The highlights of this massive festival include the worldwide famous Lion and Dragon dances, its unique traditional food, customary practices such as the red envelopes and gift exchange, open-air markets or village fairs, incredible fireworks displays, autochthonous music, typical clothing, and taking the family portrait, which is an important ceremony for the natives. The most notorious symbol of the festival is the Fu character (literally: blessings, happiness), which symbolizes the arrival of fortune, happiness, and prosperity. Usually printed or painted on red diamond-shaped paper cuts, which are displayed on the entrances of Chinese homes.
Celebrating one of the most eye-catching seasonal and natural phenomena, we have the Japanese Cherry Blossom Festival. This ancient tradition takes place between the months of March and May, and the date of the flower blooming is forecast each year, giving people enough time for preparation. This festival is known by the name “Hanami” in Japan, and it actually means 'flower viewing'. Whole families and groups of friends get together for picnics and parties in parks under blooming cherry blossoms. You can see gatherings and tea ceremonies under trees, people chanting folk songs and even dancing. There are many beauty pageants, and even awe inspiring parades that add to the festive atmosphere.
Then there is the Chinese Lantern Festival, celebrated on the 15th day of the 1st lunar month (based on the lunisolar calendar). The Lantern Festival usually falls in February or March in the Gregorian calendar. It dates from as early as theWestern Han Dynasty (206 BC-AD 220), and over the decades has become a festival with major significance.
The most relevant activity performed and which names this festival, is the main event of releasing a dazzling canopy of thousands ofChinese sky lanterns that serves as a backdrop for the night sky and the bright full moon. For being such a colorful and enriching experience, it is considered the most recreational among all the Chinese holidays and also a day for appreciating the reunion with family, relatives, friends and close ones.

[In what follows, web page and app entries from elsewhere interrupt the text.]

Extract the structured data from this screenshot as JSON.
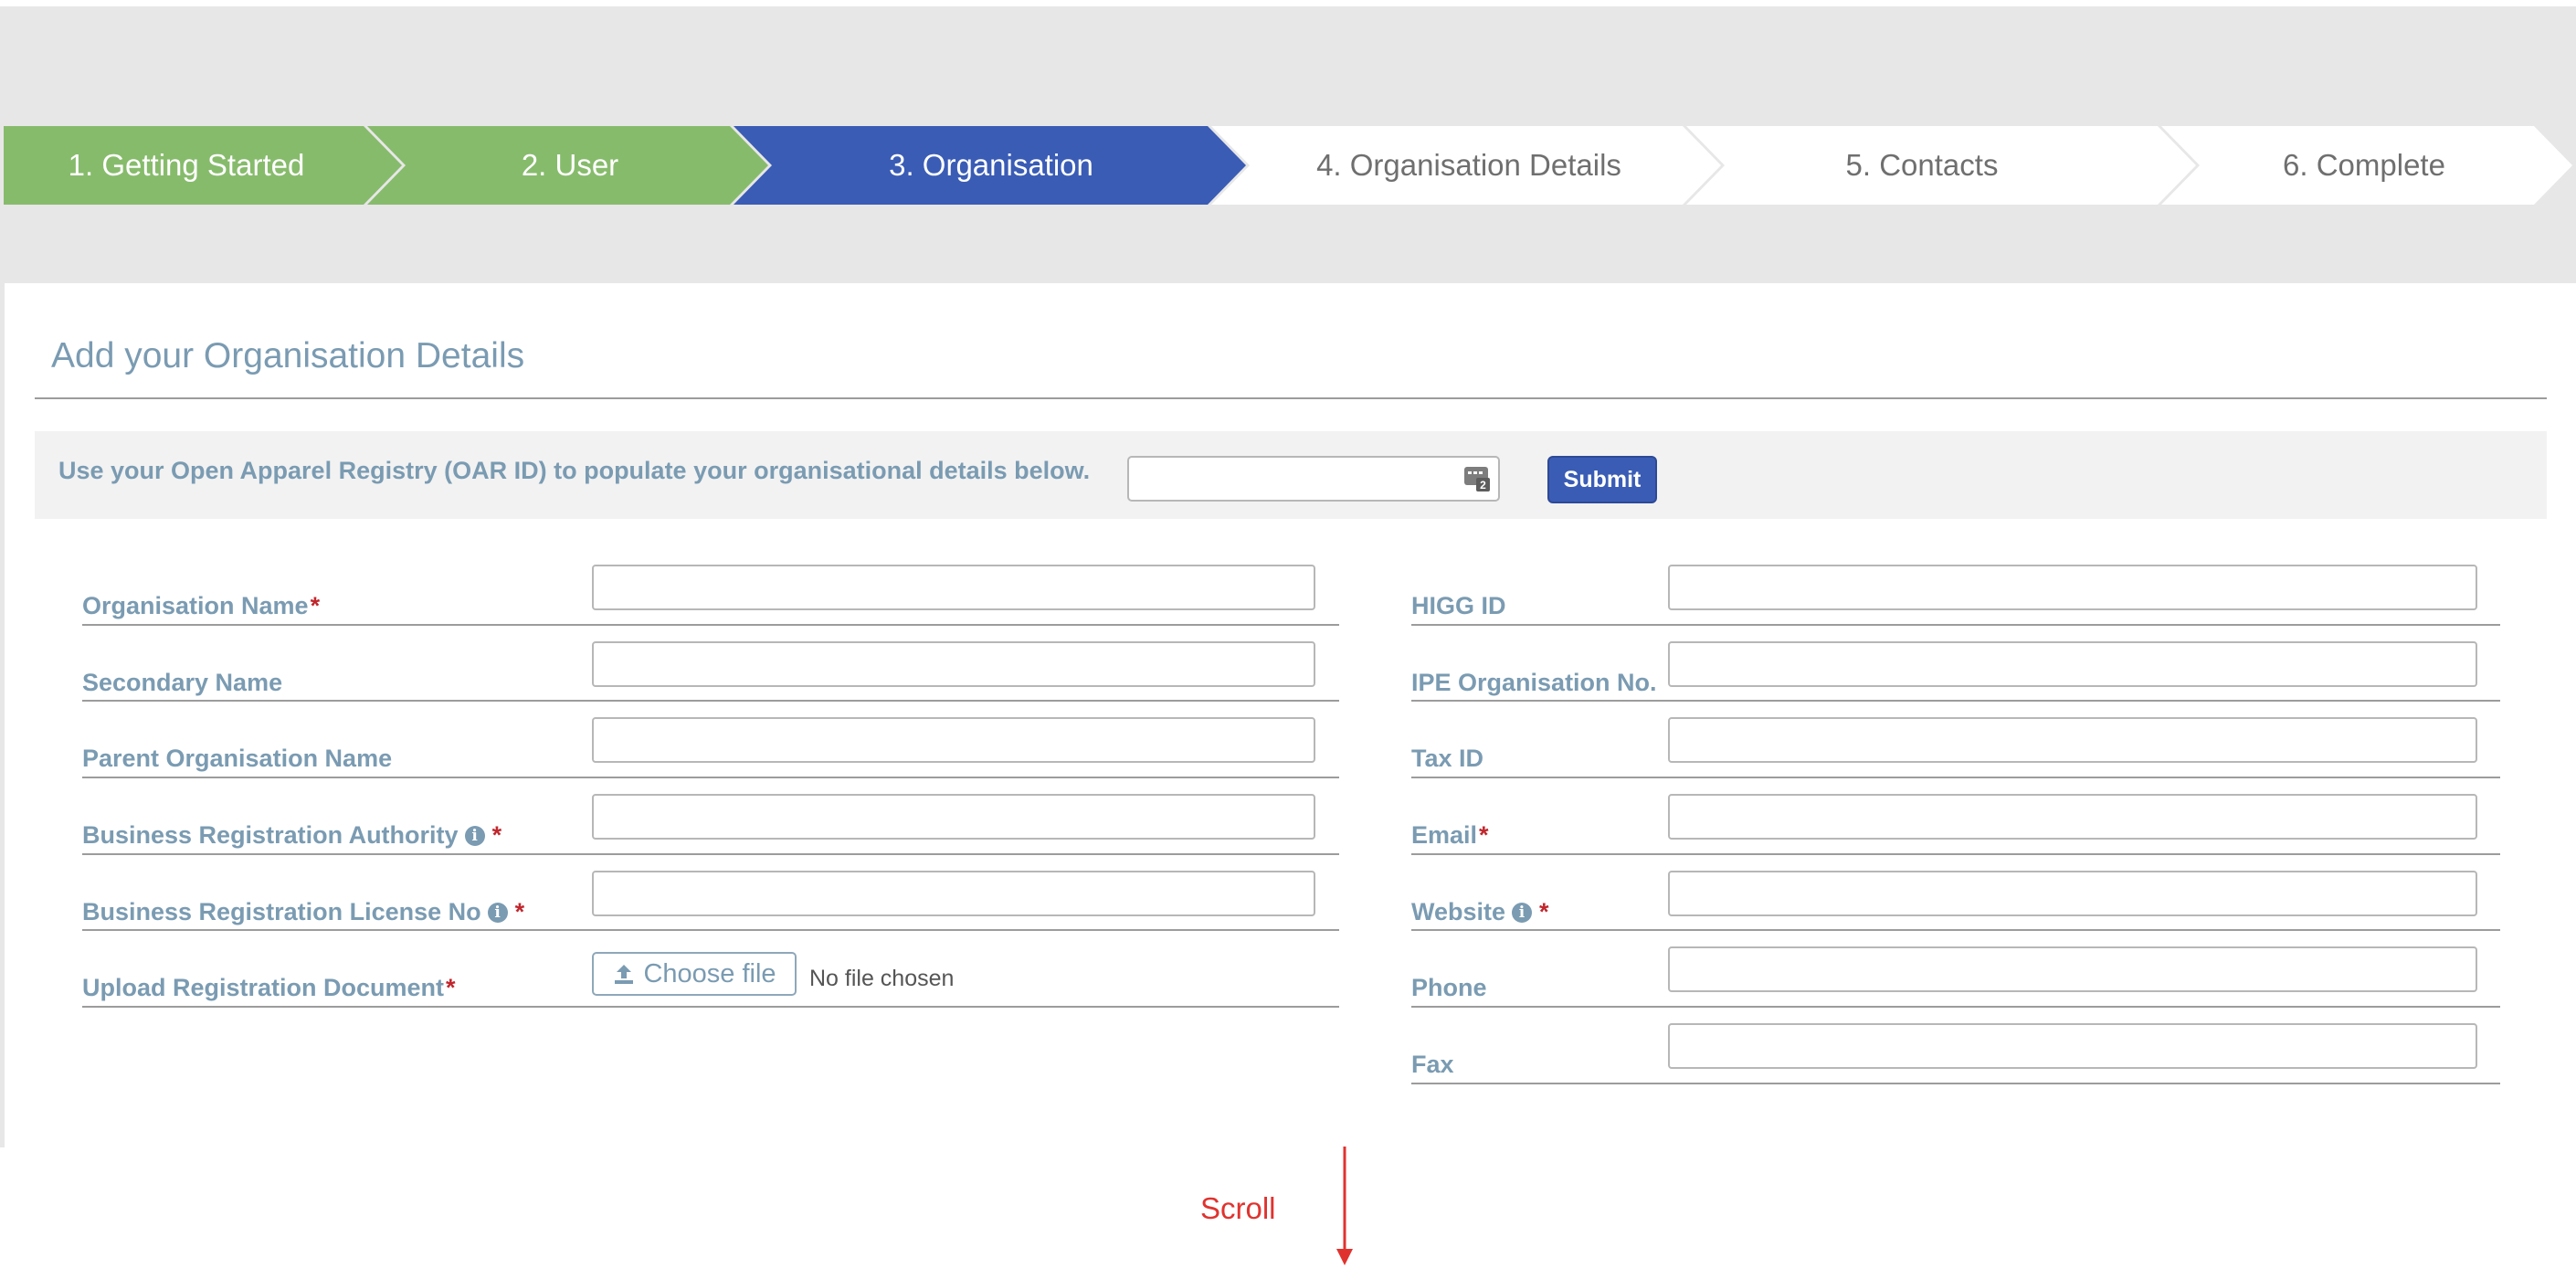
{
  "stepper": {
    "steps": [
      {
        "label": "1. Getting Started",
        "state": "done"
      },
      {
        "label": "2. User",
        "state": "done"
      },
      {
        "label": "3. Organisation",
        "state": "active"
      },
      {
        "label": "4. Organisation Details",
        "state": "todo"
      },
      {
        "label": "5. Contacts",
        "state": "todo"
      },
      {
        "label": "6. Complete",
        "state": "todo"
      }
    ],
    "colors": {
      "done": "#87bb6c",
      "active": "#3a5cb5",
      "todo": "#ffffff"
    }
  },
  "page": {
    "title": "Add your Organisation Details"
  },
  "oar": {
    "prompt": "Use your Open Apparel Registry (OAR ID) to populate your organisational details below.",
    "input_value": "",
    "input_icon": "id-card-icon",
    "submit_label": "Submit"
  },
  "form": {
    "left": [
      {
        "label": "Organisation Name",
        "required": "*",
        "value": ""
      },
      {
        "label": "Secondary Name",
        "required": "",
        "value": ""
      },
      {
        "label": "Parent Organisation Name",
        "required": "",
        "value": ""
      },
      {
        "label": "Business Registration Authority",
        "info": "i",
        "required": "*",
        "value": ""
      },
      {
        "label": "Business Registration License No",
        "info": "i",
        "required": "*",
        "value": ""
      },
      {
        "label": "Upload Registration Document",
        "required": "*",
        "choose_file_label": "Choose file",
        "file_status": "No file chosen"
      }
    ],
    "right": [
      {
        "label": "HIGG ID",
        "required": "",
        "value": ""
      },
      {
        "label": "IPE Organisation No.",
        "required": "",
        "value": ""
      },
      {
        "label": "Tax ID",
        "required": "",
        "value": ""
      },
      {
        "label": "Email",
        "required": "*",
        "value": ""
      },
      {
        "label": "Website",
        "info": "i",
        "required": "*",
        "value": ""
      },
      {
        "label": "Phone",
        "required": "",
        "value": ""
      },
      {
        "label": "Fax",
        "required": "",
        "value": ""
      }
    ]
  },
  "scroll_hint": {
    "label": "Scroll",
    "color": "#e0332f"
  }
}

Last but not least, there’s Thailand: a country vastly rich in culture and tradition, where a main holiday stands out. Songkran or Thai Water Festival. It is a three-day event (although sometimes it is extended to six days) celebrated annually on April 13th - 15th. The traditional Thai New Year is the Songkran festival or the "astrological passage". It is also the largest celebration in Thailand, and also the largest water fight in the world. The origin of Songkran is more religious, splashing water over complete strangers has become the main attraction of the festival. The tradition of water pouring is about cleaning, purification, and fresh starts, as it is meant as a symbol of washing away all of their sins, bad thoughts, and actions, in order to bring them good luck in the new year. Also participating in Songkran, getting wet serves as a great excuse and fun alternative to escape the scorching temperatures of April, the hottest month of the year, where afternoon temperatures regularly rise above 38° Celsius. So you probably won't mind the drenching! Elders are honored by pouring water respectfully over their hands.
If you are already considering on taking your next vacations to the next level, and decide to attend to any of the eastern countries’ festivals, no matter which Asian Holidays you choose, you are most certainly in for a treat, and you are ensured to have a multi-sensorial experience.